··· Records supplied

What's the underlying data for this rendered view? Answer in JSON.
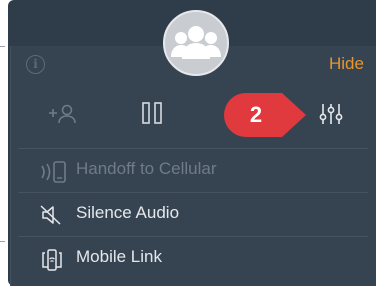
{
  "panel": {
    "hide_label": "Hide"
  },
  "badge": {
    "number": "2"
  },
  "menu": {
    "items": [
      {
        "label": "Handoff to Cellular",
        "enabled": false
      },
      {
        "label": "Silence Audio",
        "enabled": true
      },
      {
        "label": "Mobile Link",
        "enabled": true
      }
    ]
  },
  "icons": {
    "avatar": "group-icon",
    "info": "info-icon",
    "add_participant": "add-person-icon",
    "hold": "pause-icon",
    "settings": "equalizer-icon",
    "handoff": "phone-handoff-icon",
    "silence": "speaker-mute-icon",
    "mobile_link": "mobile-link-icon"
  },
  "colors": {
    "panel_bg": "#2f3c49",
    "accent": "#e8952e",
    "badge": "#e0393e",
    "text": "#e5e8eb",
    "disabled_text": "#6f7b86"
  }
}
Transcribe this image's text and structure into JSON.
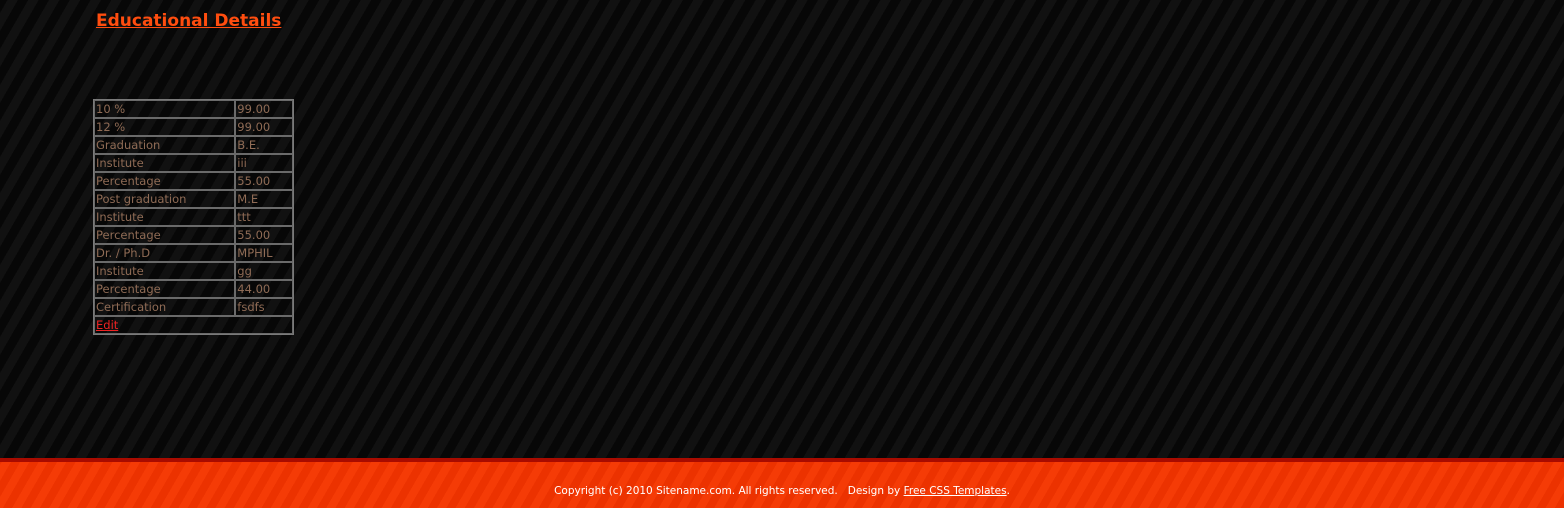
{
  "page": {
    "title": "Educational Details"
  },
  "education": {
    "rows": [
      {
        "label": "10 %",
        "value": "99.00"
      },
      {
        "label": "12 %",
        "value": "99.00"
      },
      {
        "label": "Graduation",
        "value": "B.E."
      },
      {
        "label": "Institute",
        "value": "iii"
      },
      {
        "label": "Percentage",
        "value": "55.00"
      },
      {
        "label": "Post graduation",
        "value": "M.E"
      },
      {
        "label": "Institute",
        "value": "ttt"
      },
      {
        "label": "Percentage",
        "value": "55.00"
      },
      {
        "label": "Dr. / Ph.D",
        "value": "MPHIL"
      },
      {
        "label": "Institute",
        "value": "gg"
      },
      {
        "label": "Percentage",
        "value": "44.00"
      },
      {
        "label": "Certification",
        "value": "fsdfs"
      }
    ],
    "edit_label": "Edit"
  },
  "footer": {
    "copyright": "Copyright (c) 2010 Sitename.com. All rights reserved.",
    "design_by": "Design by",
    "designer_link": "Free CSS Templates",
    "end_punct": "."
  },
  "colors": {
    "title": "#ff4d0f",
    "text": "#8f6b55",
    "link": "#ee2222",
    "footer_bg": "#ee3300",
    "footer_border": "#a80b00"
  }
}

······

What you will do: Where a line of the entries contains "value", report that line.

Exercise output:
        "value": "99.00"
        "value": "99.00"
        "value": "B.E."
        "value": "iii"
        "value": "55.00"
        "value": "M.E"
        "value": "ttt"
        "value": "55.00"
        "value": "MPHIL"
        "value": "gg"
        "value": "44.00"
        "value": "fsdfs"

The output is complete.